A lakeside locomotion in Chisinau

Alice takes us to a windswept beach :

Georgia’s Peach of a Beach

A free walking tour, with Mel, that I know you’re going to love :

A Winter Wander in the Royal Botanic Gardens, Sydney

Lady Lee shares another gem from her tour of Japan :

Sensó-ji and Meiji Jingu

And you know there’s always time for food at Jackie’s place :

Street Food

I can rely on Drake for humour and good company, in some of the most beautiful settings :

Old but still with attitude

But you will seldom see a more beautiful walk on here than this share from Ann-Christine :

Thursday Thoughts – Centre of the Earth

It never ceases to amaze me, the beauty on our doorsteps.  I’ve borrowed this, Lynn.  Hope you don’t mind?

Local Walks: Tofoni at Larrabee

I end, as so often, counting the footsteps with Cathy :

(Camino day 35) Rabanal del Camino to El Acebo & ruminations (week 5)

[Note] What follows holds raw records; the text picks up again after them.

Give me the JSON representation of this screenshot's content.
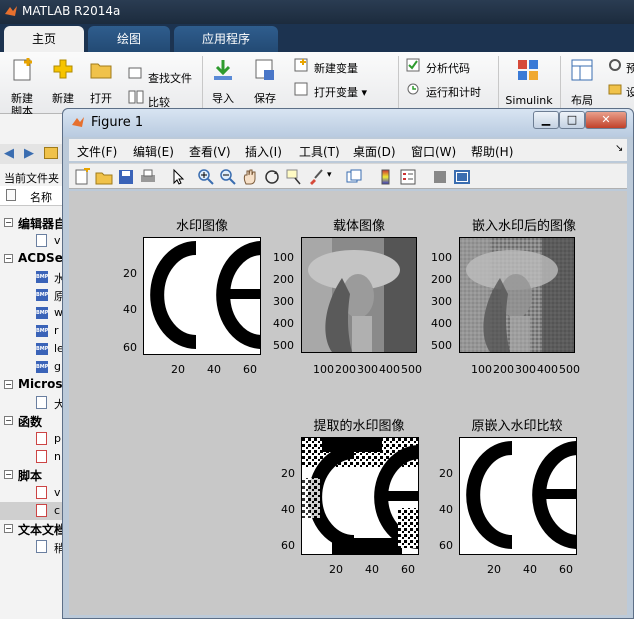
{
  "matlab": {
    "title": "MATLAB R2014a",
    "tabs": [
      "主页",
      "绘图",
      "应用程序"
    ],
    "ribbon": {
      "new_script": "新建\n脚本",
      "new": "新建",
      "open": "打开",
      "find_files": "查找文件",
      "compare": "比较",
      "import": "导入",
      "save": "保存",
      "new_variable": "新建变量",
      "open_variable": "打开变量",
      "analyze_code": "分析代码",
      "run_and_time": "运行和计时",
      "simulink": "Simulink",
      "layout": "布局",
      "right_cut_1": "预",
      "right_cut_2": "设"
    },
    "current_folder_label": "当前文件夹",
    "name_col": "名称",
    "tree": [
      {
        "kind": "group",
        "label": "编辑器自"
      },
      {
        "kind": "file",
        "label": "v"
      },
      {
        "kind": "group",
        "label": "ACDSee"
      },
      {
        "kind": "bmp",
        "label": "水"
      },
      {
        "kind": "bmp",
        "label": "原"
      },
      {
        "kind": "bmp",
        "label": "w"
      },
      {
        "kind": "bmp",
        "label": "r"
      },
      {
        "kind": "bmp",
        "label": "le"
      },
      {
        "kind": "bmp",
        "label": "g"
      },
      {
        "kind": "group",
        "label": "Microsc"
      },
      {
        "kind": "file",
        "label": "大"
      },
      {
        "kind": "group",
        "label": "函数"
      },
      {
        "kind": "func",
        "label": "p"
      },
      {
        "kind": "func",
        "label": "n"
      },
      {
        "kind": "group",
        "label": "脚本"
      },
      {
        "kind": "script",
        "label": "v"
      },
      {
        "kind": "script",
        "label": "c"
      },
      {
        "kind": "group",
        "label": "文本文档"
      },
      {
        "kind": "file",
        "label": "稍"
      }
    ]
  },
  "figure": {
    "title": "Figure 1",
    "menus": [
      "文件(F)",
      "编辑(E)",
      "查看(V)",
      "插入(I)",
      "工具(T)",
      "桌面(D)",
      "窗口(W)",
      "帮助(H)"
    ],
    "plots": [
      {
        "title": "水印图像",
        "yticks": [
          "20",
          "40",
          "60"
        ],
        "xticks": [
          "20",
          "40",
          "60"
        ]
      },
      {
        "title": "载体图像",
        "yticks": [
          "100",
          "200",
          "300",
          "400",
          "500"
        ],
        "xticks": [
          "100",
          "200",
          "300",
          "400",
          "500"
        ]
      },
      {
        "title": "嵌入水印后的图像",
        "yticks": [
          "100",
          "200",
          "300",
          "400",
          "500"
        ],
        "xticks": [
          "100",
          "200",
          "300",
          "400",
          "500"
        ]
      },
      {
        "title": "提取的水印图像",
        "yticks": [
          "20",
          "40",
          "60"
        ],
        "xticks": [
          "20",
          "40",
          "60"
        ]
      },
      {
        "title": "原嵌入水印比较",
        "yticks": [
          "20",
          "40",
          "60"
        ],
        "xticks": [
          "20",
          "40",
          "60"
        ]
      }
    ]
  },
  "colors": {
    "accent": "#2f5d8d",
    "figure_bg": "#c8c8c8"
  }
}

That’s it for another week.  Hope things are good in your part of the world.  Take care till next time.